For a moment it seemed as though Uncas would assent, but then he squeezed her hand in regret. "Perhaps by the time of the new moon."

"That is far off," Alice said, trying not to sound childish. She had not thought he would refuse her. "I want to go now, while it is still so hot."

"We must finish the cabin," he reminded her.

"Surely one day won't make such a difference."

"Nathaniel and I used to say such things to our father, when we were younger. He told us we were wrong, that tomorrow's needs are like a woman's moods." He waited for a moment, then, seeing her frown, supplied, "Always changing."

"Do not quote your father to me," Alice said, crossly. "My father, if he were here, would say that we should take the time that has been given to us. We should use each day as it comes and not think on tomorrow."

Uncas glanced away, a subtle emotion flickering across his face.

"What?" Alice said, feeling as if she had just stumbled upon something that she had not been meant to see, even though she was not nearly as adept as interpreting the composition of his features as he was of hers.

He looked vaguely pained. "It is not for me to tell."

"Do you know something?" An awareness was growing upon her. She had suspected since the spring that she was being left out of a confidence, for when she had once mentioned to Cora something about their parent she had seen a look pass between her sibling and Nathaniel.

"You must ask your sister that." He sounded torn but determined.

Very well, Alice thought, I will ask her. Now. "I will go back alone," she said, quellingly. He made no move to follow, but watched her as she walked away through the forest and disappeared from his sight.

Cora was still in the cabin when Alice arrived. She had let the fire die down so it was not quite as stiflingly hot indoors, although it was still enough to make fresh perspiration spring to Alice's forehead as she stepped within. Ben was perched on a stool by the table, eating one of the biscuits. He always ate with that furtive air of one long accustomed to never getting enough sustenance. Cora was sipping tea and looking tired, Alice thought, but she hardened her mind against such an observation. She did not want to feel sorry for her sister, not now.

"Cora. We never talked about what happened last year when you and Nathaniel left me and Uncas by the river. You said that Father had been taken prisoner."

The older woman set her teacup down, and gestured for Ben to leave them, which the boy did, slipping off his stool and palming another biscuit as he left the cabin. Cora took a long breath. "Yes," she said quietly. "We believed that it would be best if you thought there was still some hope."

"Then he is..."

Cora nodded with an attitude of defeat. "It cannot be otherwise," she said softly.

Alice had expected to feel anger when Cora admitted what she had come to suspect. But now that it had been confirmed, she felt oddly blank. Hollow. She knew she should feel something upon discovering her father was dead...but what that something was, she didn't know.

"Why did you not tell me at the time?" she asked, a little dully.

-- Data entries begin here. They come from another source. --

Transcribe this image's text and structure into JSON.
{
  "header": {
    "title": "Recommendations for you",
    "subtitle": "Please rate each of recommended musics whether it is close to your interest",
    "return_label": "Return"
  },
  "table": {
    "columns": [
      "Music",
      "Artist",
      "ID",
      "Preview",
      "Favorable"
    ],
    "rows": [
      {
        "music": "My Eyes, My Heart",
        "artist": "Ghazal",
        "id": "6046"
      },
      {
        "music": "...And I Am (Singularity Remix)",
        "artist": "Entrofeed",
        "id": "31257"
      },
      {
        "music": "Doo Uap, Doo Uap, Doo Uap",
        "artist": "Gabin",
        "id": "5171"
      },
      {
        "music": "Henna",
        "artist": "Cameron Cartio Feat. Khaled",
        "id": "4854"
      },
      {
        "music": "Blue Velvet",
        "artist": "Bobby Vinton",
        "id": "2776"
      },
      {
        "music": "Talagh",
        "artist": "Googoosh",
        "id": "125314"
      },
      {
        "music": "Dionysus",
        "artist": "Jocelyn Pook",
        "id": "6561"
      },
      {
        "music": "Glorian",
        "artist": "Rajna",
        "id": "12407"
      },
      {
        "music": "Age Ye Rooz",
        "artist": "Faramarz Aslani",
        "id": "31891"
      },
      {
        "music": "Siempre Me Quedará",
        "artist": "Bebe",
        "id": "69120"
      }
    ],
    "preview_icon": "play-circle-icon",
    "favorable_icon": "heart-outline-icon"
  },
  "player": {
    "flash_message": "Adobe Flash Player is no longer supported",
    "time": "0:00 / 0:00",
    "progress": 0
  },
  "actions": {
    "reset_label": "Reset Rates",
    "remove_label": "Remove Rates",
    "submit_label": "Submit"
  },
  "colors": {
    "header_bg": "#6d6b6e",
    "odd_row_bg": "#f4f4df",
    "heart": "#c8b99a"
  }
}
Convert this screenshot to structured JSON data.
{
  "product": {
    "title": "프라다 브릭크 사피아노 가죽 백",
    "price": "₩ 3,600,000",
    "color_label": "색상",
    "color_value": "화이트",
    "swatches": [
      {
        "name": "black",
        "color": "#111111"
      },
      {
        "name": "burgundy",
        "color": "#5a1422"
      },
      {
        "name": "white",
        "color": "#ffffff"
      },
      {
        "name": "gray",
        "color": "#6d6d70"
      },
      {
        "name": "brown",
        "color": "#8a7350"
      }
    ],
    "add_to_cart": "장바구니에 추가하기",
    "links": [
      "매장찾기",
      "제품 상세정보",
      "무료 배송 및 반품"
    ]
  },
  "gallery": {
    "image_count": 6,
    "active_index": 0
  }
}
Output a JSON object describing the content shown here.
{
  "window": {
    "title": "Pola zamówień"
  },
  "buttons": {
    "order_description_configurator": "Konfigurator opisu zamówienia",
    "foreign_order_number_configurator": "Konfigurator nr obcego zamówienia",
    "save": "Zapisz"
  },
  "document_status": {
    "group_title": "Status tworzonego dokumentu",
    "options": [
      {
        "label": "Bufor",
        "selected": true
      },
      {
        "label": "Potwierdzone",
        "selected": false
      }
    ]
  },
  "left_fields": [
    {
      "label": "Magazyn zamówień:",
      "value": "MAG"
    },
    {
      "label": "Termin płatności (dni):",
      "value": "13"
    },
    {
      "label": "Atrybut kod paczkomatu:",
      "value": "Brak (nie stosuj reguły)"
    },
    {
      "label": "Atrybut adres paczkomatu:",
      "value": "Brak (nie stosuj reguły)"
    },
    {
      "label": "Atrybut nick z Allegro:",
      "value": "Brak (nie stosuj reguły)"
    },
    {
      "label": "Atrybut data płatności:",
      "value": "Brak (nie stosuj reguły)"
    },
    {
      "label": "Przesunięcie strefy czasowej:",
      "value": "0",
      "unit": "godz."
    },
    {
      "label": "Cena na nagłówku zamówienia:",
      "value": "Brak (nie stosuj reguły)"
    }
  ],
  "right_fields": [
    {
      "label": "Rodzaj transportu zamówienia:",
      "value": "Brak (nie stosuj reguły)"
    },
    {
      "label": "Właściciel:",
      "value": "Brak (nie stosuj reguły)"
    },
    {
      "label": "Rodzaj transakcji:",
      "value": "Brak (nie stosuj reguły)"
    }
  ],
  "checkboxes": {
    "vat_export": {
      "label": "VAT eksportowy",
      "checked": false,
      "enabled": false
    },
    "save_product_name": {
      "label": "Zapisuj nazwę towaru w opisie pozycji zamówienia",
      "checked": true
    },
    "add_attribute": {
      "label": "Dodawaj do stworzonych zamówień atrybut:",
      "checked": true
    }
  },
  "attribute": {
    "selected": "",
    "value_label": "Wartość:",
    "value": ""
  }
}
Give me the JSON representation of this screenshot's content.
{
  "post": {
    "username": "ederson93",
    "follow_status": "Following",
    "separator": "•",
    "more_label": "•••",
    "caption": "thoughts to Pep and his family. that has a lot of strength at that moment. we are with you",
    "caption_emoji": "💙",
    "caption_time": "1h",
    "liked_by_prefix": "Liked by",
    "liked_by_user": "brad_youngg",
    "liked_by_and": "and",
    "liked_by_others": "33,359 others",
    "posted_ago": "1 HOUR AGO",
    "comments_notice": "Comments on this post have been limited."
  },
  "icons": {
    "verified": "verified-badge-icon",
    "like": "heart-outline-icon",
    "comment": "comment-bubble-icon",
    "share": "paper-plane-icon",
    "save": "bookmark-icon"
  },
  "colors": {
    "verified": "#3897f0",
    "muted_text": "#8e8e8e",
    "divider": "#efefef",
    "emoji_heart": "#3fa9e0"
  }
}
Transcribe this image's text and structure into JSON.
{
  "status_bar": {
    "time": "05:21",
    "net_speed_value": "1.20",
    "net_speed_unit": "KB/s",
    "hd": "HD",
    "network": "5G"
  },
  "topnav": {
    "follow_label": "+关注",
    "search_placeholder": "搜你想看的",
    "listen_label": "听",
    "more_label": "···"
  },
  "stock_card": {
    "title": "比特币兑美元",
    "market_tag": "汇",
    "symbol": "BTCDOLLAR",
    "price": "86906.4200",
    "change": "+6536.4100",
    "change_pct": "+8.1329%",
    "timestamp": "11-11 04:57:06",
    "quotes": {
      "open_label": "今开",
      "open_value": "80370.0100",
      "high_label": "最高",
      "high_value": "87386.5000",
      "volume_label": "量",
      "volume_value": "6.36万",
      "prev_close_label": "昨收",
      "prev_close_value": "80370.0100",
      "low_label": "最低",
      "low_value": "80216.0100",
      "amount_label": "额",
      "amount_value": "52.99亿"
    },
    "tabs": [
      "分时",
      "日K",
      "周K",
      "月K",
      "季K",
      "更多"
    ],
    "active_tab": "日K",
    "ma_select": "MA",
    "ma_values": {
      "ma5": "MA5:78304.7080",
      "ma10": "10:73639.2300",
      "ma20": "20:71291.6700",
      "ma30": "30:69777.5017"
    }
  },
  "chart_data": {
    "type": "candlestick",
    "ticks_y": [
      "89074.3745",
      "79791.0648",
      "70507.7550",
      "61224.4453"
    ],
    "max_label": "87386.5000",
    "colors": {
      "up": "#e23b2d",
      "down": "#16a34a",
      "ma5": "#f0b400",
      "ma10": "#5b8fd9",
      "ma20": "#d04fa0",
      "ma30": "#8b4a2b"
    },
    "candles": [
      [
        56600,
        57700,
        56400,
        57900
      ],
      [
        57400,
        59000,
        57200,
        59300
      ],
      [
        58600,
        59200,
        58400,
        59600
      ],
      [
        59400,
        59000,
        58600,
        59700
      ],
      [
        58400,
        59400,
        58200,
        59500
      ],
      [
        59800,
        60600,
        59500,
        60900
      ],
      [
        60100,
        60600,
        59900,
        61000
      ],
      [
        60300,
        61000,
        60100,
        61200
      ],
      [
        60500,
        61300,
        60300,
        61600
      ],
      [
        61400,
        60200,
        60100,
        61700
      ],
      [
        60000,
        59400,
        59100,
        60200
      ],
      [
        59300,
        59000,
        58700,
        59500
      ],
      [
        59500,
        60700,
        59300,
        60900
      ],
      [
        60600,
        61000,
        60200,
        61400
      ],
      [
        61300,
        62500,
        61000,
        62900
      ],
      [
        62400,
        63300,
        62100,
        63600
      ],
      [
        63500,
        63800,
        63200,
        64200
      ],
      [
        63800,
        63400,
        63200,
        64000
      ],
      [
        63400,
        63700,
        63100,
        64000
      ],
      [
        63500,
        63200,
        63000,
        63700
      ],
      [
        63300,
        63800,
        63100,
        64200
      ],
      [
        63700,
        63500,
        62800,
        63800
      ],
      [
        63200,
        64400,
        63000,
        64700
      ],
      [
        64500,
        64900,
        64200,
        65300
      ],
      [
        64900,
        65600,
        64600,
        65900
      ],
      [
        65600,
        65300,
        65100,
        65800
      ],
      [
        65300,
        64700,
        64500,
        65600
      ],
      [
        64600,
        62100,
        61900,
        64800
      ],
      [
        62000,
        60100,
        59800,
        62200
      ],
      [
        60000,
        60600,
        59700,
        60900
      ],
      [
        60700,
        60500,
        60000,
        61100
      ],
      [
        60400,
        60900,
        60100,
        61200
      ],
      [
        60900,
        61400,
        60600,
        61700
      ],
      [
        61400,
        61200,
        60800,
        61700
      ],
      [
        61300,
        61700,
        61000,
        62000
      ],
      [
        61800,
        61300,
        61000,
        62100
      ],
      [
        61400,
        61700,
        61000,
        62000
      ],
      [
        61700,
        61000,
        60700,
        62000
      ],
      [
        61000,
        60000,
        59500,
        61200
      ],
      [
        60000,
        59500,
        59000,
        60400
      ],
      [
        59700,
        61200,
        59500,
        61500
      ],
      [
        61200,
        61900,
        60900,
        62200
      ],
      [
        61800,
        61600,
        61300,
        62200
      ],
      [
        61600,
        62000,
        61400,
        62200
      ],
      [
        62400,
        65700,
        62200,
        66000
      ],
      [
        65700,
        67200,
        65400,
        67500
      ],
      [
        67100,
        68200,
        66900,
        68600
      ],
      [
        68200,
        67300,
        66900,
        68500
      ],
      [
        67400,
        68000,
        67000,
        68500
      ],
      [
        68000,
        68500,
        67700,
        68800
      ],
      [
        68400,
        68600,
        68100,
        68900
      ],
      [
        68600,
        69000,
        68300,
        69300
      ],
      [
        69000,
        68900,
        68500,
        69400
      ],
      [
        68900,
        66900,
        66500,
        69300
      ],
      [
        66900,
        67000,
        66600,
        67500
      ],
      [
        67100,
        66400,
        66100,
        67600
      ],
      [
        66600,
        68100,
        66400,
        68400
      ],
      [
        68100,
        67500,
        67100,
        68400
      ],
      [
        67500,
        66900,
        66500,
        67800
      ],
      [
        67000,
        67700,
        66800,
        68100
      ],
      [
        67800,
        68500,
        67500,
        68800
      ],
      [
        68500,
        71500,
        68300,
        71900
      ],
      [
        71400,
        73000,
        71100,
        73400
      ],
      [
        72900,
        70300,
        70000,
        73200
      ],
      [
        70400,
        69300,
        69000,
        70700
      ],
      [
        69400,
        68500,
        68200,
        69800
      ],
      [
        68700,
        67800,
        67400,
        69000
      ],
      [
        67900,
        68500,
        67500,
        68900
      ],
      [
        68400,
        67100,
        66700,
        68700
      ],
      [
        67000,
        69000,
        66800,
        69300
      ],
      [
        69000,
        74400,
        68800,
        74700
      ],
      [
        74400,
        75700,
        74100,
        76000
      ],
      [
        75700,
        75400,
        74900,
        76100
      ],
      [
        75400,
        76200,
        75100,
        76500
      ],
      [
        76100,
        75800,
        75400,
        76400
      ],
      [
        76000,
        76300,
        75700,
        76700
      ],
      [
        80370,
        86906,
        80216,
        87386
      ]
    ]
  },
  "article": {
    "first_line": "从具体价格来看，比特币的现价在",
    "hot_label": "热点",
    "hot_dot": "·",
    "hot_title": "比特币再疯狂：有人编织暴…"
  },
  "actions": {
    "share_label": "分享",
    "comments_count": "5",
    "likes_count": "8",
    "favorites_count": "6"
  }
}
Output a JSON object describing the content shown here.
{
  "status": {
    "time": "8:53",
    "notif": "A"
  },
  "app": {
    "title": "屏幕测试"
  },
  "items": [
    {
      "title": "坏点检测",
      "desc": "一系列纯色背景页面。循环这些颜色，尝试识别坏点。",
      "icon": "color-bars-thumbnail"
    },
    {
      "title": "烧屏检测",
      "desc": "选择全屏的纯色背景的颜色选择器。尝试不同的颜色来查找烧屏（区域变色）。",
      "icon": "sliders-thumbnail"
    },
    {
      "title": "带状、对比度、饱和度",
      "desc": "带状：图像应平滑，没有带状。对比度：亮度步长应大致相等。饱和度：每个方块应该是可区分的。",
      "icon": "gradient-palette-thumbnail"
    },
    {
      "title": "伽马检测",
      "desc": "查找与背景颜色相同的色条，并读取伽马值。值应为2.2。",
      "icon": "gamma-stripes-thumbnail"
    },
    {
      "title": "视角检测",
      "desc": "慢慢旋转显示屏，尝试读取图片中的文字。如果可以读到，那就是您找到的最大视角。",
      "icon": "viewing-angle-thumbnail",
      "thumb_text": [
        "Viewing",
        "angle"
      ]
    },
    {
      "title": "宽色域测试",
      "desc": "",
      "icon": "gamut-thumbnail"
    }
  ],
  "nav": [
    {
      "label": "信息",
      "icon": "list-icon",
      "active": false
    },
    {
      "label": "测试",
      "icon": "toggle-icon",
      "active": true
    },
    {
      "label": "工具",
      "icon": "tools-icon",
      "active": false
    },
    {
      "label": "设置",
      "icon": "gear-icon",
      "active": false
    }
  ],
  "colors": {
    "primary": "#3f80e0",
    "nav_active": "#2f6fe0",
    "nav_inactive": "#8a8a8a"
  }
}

"Nathaniel thought you wouldn't be ready to hear such news. I agreed with him. He was right, Alice, I think. There was so much else to consider..."

"It wasn't fair that I was the only one. Uncas knew, too."

Cora gave a sigh of acquiescence. "We meant to tell you. I'm sure we did...but then there was never a right time. And when we went to Albany, I suppose I assumed that Uncas might tell you himself. That was cowardly and wrong of me, Alice."

"I deserved to know," Alice persisted. "I am not a child."

"No, although I think you were...then. The winter changed you."

Cora reached out for her sister's hand but Alice avoided it, not willing to forgive just yet. Being on my own changed me. Knowing that I had to survive, that I had to prove to everyone that I am not as weak as I look. That was what changed me.

"I'm sorry," Cora said. "If I could go back, I would not have handled it the same way. Don't blame Nathaniel or Uncas. They knew it was my decision." She poured some more tea in the cup from the little kettle and pushed it across the table to Alice, her eyes appealing her to sit down and drink, to talk further. It was an invitation Alice had never yet refused. But she found she didn't have the will now to concede. It was easier simply to shake her head and back out of the cabin, closing the door as she went.